• Aim of the exercise:
Within the listing below, locate all lines containing the word "left". Copy each one.

• Provided data:
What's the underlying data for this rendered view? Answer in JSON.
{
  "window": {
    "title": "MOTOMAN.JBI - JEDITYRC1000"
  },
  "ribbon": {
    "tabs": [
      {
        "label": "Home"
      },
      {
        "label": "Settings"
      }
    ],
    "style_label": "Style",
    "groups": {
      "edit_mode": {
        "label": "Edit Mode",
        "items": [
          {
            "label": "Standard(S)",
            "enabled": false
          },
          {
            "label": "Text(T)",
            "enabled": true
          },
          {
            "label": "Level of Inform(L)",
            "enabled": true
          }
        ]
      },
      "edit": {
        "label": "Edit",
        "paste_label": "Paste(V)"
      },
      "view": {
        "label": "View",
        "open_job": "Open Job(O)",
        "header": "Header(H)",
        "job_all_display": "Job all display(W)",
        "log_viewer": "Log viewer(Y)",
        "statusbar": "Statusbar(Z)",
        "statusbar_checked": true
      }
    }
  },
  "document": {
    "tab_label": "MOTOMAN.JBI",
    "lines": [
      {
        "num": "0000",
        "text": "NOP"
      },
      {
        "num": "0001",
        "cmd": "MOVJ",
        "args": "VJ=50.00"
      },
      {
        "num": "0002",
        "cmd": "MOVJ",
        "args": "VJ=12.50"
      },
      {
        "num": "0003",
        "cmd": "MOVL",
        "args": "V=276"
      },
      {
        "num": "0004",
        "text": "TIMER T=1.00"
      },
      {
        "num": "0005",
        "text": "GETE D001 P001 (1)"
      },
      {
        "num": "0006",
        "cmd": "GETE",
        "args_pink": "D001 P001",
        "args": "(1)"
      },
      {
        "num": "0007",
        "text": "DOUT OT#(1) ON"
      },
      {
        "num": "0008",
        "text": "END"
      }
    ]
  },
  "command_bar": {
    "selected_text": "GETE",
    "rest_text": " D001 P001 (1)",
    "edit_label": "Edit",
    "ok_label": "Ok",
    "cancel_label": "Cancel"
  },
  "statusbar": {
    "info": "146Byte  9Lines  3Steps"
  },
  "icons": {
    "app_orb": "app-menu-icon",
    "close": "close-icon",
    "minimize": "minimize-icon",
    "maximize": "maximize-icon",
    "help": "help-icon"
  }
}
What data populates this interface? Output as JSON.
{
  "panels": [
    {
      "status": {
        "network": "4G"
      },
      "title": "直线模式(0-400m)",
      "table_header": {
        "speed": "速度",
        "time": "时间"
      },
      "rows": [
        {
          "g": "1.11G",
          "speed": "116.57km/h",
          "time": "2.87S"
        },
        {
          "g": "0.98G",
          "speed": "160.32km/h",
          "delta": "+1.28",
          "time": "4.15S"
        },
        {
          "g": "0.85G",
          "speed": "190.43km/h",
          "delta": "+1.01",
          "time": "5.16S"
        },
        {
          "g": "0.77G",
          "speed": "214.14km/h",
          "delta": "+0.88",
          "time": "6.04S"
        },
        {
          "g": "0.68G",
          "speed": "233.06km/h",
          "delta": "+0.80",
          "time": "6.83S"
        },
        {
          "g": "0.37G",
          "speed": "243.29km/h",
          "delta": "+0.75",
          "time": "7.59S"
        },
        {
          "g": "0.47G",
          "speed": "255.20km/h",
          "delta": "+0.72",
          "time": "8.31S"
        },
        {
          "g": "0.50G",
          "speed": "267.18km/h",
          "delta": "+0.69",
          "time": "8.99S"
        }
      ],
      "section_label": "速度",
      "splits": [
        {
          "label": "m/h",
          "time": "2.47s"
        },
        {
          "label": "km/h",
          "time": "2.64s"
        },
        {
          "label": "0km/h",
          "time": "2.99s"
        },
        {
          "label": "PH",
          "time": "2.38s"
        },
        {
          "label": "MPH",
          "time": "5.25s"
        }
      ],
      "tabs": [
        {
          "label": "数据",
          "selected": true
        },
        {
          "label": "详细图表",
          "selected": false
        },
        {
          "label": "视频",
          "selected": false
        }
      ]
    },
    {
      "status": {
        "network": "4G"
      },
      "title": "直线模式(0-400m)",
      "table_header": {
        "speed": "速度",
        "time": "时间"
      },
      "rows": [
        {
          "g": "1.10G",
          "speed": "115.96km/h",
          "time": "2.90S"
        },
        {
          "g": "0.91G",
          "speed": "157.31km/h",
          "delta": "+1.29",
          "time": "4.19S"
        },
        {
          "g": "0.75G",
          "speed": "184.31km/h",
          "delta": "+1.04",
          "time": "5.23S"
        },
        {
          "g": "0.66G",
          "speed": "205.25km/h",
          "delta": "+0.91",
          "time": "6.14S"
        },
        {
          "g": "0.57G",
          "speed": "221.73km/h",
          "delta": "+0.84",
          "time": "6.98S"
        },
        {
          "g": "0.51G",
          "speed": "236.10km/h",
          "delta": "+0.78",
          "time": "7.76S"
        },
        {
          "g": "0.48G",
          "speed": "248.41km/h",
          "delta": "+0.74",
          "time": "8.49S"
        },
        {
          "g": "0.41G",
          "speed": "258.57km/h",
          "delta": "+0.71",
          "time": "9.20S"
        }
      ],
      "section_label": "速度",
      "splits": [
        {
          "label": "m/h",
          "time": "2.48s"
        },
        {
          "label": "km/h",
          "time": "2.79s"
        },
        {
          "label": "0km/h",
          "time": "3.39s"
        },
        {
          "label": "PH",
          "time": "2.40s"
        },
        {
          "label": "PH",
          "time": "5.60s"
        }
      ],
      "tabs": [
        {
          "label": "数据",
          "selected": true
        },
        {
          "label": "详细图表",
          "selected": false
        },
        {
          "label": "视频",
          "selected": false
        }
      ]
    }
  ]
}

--

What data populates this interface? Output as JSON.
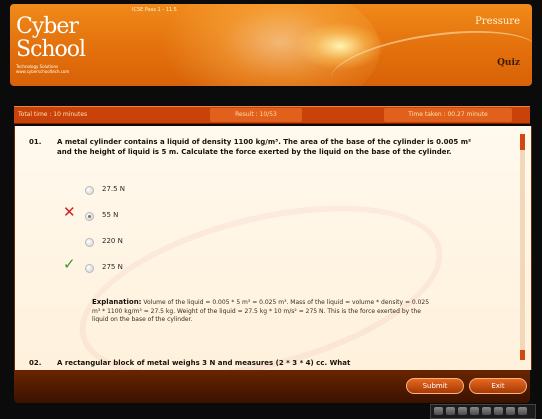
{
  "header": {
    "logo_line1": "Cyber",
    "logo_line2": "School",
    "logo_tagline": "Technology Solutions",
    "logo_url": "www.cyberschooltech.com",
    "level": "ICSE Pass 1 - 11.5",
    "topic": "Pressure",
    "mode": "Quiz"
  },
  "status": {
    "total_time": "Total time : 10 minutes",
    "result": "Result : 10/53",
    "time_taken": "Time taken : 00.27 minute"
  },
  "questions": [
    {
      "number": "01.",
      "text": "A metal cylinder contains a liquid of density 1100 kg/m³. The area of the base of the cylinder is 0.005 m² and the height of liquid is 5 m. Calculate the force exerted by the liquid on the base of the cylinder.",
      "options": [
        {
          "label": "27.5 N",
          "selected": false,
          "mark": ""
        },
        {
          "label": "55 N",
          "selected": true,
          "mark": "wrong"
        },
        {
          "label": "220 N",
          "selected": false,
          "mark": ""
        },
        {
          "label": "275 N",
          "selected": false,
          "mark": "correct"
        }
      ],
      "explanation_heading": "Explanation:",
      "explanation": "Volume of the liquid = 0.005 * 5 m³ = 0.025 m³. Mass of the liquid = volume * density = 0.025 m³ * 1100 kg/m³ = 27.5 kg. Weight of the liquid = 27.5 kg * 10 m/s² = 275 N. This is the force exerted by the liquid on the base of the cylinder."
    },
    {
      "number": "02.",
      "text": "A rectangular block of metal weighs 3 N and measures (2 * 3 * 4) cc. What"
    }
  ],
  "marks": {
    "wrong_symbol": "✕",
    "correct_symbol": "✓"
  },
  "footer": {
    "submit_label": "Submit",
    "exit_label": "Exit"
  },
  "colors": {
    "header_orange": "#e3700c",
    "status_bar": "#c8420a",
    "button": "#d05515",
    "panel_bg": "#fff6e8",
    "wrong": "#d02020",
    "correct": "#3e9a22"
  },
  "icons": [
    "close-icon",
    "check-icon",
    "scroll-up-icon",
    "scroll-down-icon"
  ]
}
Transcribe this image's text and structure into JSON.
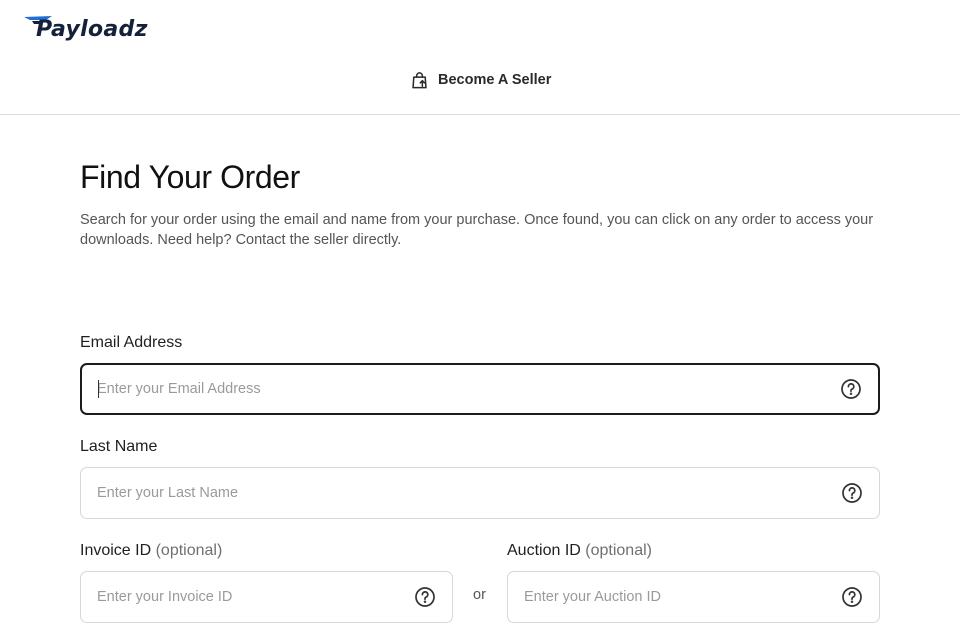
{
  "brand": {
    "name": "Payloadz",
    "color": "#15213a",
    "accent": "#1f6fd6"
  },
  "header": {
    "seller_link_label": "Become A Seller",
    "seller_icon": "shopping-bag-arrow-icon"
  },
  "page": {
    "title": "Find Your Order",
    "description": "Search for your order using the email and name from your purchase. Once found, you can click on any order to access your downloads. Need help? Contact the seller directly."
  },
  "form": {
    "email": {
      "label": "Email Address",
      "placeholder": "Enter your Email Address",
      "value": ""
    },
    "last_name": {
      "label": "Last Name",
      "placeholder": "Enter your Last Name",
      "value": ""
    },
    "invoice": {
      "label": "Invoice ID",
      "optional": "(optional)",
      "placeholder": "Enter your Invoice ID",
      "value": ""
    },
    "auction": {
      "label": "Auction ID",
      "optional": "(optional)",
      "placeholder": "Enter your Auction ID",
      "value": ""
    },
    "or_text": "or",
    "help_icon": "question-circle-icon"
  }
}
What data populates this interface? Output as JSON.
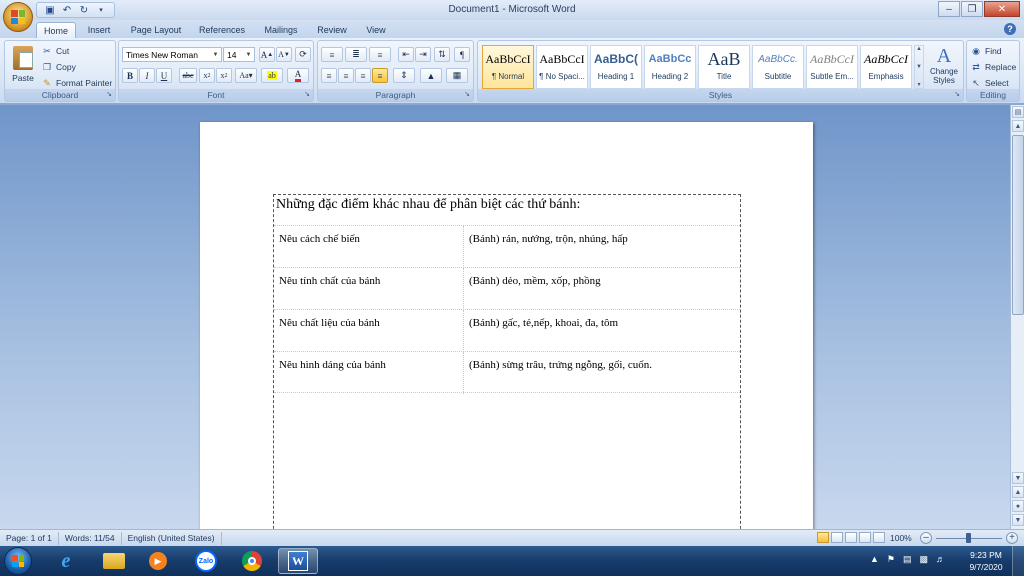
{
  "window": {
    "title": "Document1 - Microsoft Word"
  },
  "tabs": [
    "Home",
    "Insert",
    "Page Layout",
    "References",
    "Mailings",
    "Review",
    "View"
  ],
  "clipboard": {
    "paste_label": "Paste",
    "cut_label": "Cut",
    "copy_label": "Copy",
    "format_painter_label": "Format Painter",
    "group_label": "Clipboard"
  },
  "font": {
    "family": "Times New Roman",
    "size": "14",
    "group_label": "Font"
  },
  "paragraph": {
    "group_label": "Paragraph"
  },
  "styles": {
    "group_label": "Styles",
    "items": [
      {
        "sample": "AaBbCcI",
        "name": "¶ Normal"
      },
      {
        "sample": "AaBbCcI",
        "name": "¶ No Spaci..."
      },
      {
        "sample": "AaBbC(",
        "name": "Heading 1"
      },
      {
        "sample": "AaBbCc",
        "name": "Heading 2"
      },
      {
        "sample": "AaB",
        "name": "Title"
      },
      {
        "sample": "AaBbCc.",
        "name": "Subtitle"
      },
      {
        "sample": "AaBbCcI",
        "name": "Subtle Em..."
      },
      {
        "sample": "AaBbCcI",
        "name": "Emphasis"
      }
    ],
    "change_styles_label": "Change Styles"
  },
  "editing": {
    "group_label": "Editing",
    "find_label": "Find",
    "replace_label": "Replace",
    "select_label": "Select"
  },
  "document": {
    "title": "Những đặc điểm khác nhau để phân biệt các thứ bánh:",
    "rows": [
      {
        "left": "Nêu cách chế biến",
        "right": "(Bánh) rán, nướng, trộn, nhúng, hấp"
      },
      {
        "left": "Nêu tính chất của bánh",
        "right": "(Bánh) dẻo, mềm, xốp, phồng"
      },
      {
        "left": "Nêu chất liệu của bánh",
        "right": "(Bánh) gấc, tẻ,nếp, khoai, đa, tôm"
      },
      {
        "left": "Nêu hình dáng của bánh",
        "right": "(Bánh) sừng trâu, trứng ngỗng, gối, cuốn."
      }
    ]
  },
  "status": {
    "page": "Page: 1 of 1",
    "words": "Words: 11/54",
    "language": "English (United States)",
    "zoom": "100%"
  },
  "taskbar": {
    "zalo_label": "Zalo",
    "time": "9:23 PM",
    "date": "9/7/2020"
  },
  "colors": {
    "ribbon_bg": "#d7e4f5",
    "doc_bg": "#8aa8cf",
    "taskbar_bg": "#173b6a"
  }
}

• Task solution:
        "left": "Nêu cách chế biến",
        "left": "Nêu tính chất của bánh",
        "left": "Nêu chất liệu của bánh",
        "left": "Nêu hình dáng của bánh",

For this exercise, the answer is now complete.